■ **What the exercise asks**:
Extract all lines that hold "PENGELOLAAN" from the records below.

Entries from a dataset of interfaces
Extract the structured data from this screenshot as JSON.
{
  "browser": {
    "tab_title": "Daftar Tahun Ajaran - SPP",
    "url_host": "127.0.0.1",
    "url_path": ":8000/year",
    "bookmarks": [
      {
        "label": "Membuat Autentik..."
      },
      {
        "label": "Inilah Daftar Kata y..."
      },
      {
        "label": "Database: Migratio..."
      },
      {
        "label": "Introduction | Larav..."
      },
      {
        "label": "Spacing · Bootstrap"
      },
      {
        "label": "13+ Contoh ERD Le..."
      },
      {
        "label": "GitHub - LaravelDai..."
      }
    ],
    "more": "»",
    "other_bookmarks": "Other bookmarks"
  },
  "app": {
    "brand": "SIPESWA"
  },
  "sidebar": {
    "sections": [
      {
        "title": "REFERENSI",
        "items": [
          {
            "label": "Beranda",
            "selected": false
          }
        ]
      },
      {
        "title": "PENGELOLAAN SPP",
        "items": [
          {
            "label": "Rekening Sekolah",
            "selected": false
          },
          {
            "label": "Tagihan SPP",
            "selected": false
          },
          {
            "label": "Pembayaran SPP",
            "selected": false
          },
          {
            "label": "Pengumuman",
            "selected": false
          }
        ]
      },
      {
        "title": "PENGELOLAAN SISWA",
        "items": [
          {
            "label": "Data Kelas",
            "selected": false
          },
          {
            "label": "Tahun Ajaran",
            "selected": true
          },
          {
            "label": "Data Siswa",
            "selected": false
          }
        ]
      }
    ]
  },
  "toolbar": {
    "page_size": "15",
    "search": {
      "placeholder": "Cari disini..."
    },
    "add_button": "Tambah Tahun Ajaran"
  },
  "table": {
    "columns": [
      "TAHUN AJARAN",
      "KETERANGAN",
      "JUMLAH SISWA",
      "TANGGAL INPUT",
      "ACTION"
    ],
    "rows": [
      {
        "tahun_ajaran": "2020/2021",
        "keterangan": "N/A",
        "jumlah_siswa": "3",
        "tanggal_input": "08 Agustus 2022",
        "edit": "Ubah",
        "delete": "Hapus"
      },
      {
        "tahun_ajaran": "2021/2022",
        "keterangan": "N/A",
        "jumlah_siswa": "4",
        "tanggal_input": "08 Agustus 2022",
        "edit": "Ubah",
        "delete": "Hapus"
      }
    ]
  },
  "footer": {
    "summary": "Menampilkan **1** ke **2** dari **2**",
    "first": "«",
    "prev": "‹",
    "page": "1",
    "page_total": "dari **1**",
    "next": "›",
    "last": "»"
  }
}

■ **Response to the exercise**:
        "title": "PENGELOLAAN SPP",
        "title": "PENGELOLAAN SISWA",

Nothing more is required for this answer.